Ryan Summerlin January 10, 2011
SNOWMASS – Local skiers and riders were on the receiving end of a one-two punch Sunday and Monday that left them yearning for more.
The big dump combined with frigid temperatures and a bluebird day created conditions on Monday morning that were wonderfully reminiscent of the Thanksgiving Day opening. And conditions were about as different as possible from the rainy period we experienced just four weeks ago.
I was able to venture out for a couple of hours before work, so I slid up to Snowmass rather than crawl through the traffic bottleneck at Buttermilk to get to Aspen Highlands or Aspen Mountain. Good call. Snowmass was blanketed with 16 inches of snow over a 48-hour period as of early Monday afternoon, and nine inches of fresh in the prior 24 hours, Aspen Skiing Co. reported.
A few inches of powder fell after the lifts closed on Sunday to create a nice insulating blanket atop the cut-up powder from Sunday. It was still 2 below as of 8:30 a.m. Monday, so the snow remained light and fluffy.
Snow like Monday’s always brings back memories of my first year at college. I was a soda jerk at the student union of my university for one semester. The specialty of our stand was milkshakes, and I became I master of mixing chocolate and marshmallow concoctions. I still dream of the marshmallow creme we used there. Monday I felt like I was gliding through that same marshmallow creme of perfect consistency on the Powerline Glades right after the Big Burn chairlift opened at 9 a.m. A few runs later I found myself alone while bobbing over the marshmallow pies filling the length of Garret’s Gulch.
Time deficit, also known as a full-time job, prevented me from venturing over the Hanging Valley Wall, but I can imagine how well is was skiing.
In addition to giving skiers and riders their kicks, the snowstorm gave the valley a psychological boost. It finally feels like winter, particularly downvalley, where rainy weather in mid-December and warm temperatures had extended the fall mud season and the landscape remained a dull gray and brown into the New Year. For at least the balance of this week, a brilliant coat of whitewash will cover everything.

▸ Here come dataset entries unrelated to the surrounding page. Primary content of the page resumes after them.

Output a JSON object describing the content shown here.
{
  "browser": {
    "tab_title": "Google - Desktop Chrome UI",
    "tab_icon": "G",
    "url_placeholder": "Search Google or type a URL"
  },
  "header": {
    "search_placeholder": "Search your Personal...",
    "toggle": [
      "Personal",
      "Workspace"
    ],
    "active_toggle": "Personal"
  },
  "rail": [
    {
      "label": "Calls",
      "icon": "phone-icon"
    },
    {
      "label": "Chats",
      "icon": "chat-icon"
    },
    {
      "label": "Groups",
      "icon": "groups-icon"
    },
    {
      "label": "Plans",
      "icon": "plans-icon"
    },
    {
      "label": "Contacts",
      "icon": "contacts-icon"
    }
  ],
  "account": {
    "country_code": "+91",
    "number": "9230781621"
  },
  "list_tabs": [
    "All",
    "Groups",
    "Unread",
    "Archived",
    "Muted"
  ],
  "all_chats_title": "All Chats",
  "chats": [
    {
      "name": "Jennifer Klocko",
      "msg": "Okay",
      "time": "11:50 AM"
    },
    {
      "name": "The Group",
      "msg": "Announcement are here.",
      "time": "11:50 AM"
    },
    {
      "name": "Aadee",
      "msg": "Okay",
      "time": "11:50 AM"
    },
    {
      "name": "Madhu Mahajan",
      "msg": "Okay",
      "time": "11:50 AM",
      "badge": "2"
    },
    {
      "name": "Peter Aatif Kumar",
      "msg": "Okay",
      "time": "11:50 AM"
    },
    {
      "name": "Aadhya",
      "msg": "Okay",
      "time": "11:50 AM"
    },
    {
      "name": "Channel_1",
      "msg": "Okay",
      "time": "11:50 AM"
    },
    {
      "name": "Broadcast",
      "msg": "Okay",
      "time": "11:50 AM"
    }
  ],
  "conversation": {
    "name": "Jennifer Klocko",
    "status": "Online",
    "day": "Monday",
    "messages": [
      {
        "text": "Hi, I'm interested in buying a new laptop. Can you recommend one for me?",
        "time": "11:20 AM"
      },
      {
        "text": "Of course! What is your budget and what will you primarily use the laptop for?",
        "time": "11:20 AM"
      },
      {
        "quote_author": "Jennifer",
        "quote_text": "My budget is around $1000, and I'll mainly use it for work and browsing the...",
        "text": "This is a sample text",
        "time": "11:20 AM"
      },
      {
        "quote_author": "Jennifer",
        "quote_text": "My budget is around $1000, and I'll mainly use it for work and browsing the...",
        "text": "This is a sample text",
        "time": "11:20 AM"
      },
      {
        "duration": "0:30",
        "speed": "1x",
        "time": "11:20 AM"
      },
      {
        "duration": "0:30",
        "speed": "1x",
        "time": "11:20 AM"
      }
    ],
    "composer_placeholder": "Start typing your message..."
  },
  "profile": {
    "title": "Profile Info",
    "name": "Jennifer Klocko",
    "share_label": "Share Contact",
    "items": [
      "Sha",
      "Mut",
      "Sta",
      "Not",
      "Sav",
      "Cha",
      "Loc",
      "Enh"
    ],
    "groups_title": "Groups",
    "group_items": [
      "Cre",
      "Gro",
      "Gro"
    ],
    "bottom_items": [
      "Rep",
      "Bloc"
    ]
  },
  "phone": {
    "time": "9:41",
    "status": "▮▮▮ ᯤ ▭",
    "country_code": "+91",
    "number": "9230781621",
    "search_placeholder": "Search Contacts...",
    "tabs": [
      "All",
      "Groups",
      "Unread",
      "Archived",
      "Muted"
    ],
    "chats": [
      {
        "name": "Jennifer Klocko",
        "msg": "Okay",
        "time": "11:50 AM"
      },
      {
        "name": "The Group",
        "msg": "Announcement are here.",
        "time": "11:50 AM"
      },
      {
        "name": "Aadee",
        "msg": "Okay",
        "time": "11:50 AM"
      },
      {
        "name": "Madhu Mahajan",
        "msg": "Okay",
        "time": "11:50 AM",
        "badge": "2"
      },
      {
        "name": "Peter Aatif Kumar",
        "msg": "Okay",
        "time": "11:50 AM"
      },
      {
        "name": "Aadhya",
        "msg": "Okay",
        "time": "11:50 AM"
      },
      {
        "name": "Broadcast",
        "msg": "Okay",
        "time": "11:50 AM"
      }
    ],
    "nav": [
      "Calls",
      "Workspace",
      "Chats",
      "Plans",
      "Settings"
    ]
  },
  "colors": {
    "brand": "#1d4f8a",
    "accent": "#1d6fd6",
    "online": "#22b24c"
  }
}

I’ve had no complaints about the skiing conditions at higher elevations this year. But persuading non-skiers and infrequent skiers that the conditions really were good up high was a chore. This whitewashing is sure to make believers out of them.